▶ [Data provided]
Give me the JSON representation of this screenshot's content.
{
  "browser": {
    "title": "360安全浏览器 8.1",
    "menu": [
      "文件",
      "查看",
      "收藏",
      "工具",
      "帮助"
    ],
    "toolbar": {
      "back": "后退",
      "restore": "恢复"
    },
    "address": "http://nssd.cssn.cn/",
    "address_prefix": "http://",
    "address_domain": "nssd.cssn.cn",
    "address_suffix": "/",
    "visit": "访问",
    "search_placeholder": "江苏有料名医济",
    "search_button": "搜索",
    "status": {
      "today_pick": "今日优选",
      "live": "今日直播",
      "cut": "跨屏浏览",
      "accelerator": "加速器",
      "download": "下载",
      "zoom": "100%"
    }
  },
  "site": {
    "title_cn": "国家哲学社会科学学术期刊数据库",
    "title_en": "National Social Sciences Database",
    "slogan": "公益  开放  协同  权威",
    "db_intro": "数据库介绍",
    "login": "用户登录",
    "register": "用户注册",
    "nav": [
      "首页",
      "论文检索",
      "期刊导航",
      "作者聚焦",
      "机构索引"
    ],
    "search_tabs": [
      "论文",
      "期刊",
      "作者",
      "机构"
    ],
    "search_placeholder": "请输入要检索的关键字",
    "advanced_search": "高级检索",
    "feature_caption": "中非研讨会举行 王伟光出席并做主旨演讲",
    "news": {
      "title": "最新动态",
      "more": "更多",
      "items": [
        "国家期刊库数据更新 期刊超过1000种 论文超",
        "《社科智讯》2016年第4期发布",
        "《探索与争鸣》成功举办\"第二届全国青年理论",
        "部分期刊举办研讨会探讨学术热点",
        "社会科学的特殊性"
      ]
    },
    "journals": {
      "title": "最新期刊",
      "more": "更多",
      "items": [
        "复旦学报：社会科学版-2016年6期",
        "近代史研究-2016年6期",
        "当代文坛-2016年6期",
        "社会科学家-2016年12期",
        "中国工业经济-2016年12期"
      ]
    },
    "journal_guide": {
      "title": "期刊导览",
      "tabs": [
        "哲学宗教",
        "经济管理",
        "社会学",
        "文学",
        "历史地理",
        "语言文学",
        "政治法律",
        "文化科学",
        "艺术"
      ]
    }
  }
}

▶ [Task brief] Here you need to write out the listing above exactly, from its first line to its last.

▶ [Solution for this problem]
Give me the JSON representation of this screenshot's content.
{
  "browser": {
    "title": "360安全浏览器 8.1",
    "menu": [
      "文件",
      "查看",
      "收藏",
      "工具",
      "帮助"
    ],
    "toolbar": {
      "back": "后退",
      "restore": "恢复"
    },
    "address": "http://nssd.cssn.cn/",
    "address_prefix": "http://",
    "address_domain": "nssd.cssn.cn",
    "address_suffix": "/",
    "visit": "访问",
    "search_placeholder": "江苏有料名医济",
    "search_button": "搜索",
    "status": {
      "today_pick": "今日优选",
      "live": "今日直播",
      "cut": "跨屏浏览",
      "accelerator": "加速器",
      "download": "下载",
      "zoom": "100%"
    }
  },
  "site": {
    "title_cn": "国家哲学社会科学学术期刊数据库",
    "title_en": "National Social Sciences Database",
    "slogan": "公益  开放  协同  权威",
    "db_intro": "数据库介绍",
    "login": "用户登录",
    "register": "用户注册",
    "nav": [
      "首页",
      "论文检索",
      "期刊导航",
      "作者聚焦",
      "机构索引"
    ],
    "search_tabs": [
      "论文",
      "期刊",
      "作者",
      "机构"
    ],
    "search_placeholder": "请输入要检索的关键字",
    "advanced_search": "高级检索",
    "feature_caption": "中非研讨会举行 王伟光出席并做主旨演讲",
    "news": {
      "title": "最新动态",
      "more": "更多",
      "items": [
        "国家期刊库数据更新 期刊超过1000种 论文超",
        "《社科智讯》2016年第4期发布",
        "《探索与争鸣》成功举办\"第二届全国青年理论",
        "部分期刊举办研讨会探讨学术热点",
        "社会科学的特殊性"
      ]
    },
    "journals": {
      "title": "最新期刊",
      "more": "更多",
      "items": [
        "复旦学报：社会科学版-2016年6期",
        "近代史研究-2016年6期",
        "当代文坛-2016年6期",
        "社会科学家-2016年12期",
        "中国工业经济-2016年12期"
      ]
    },
    "journal_guide": {
      "title": "期刊导览",
      "tabs": [
        "哲学宗教",
        "经济管理",
        "社会学",
        "文学",
        "历史地理",
        "语言文学",
        "政治法律",
        "文化科学",
        "艺术"
      ]
    }
  }
}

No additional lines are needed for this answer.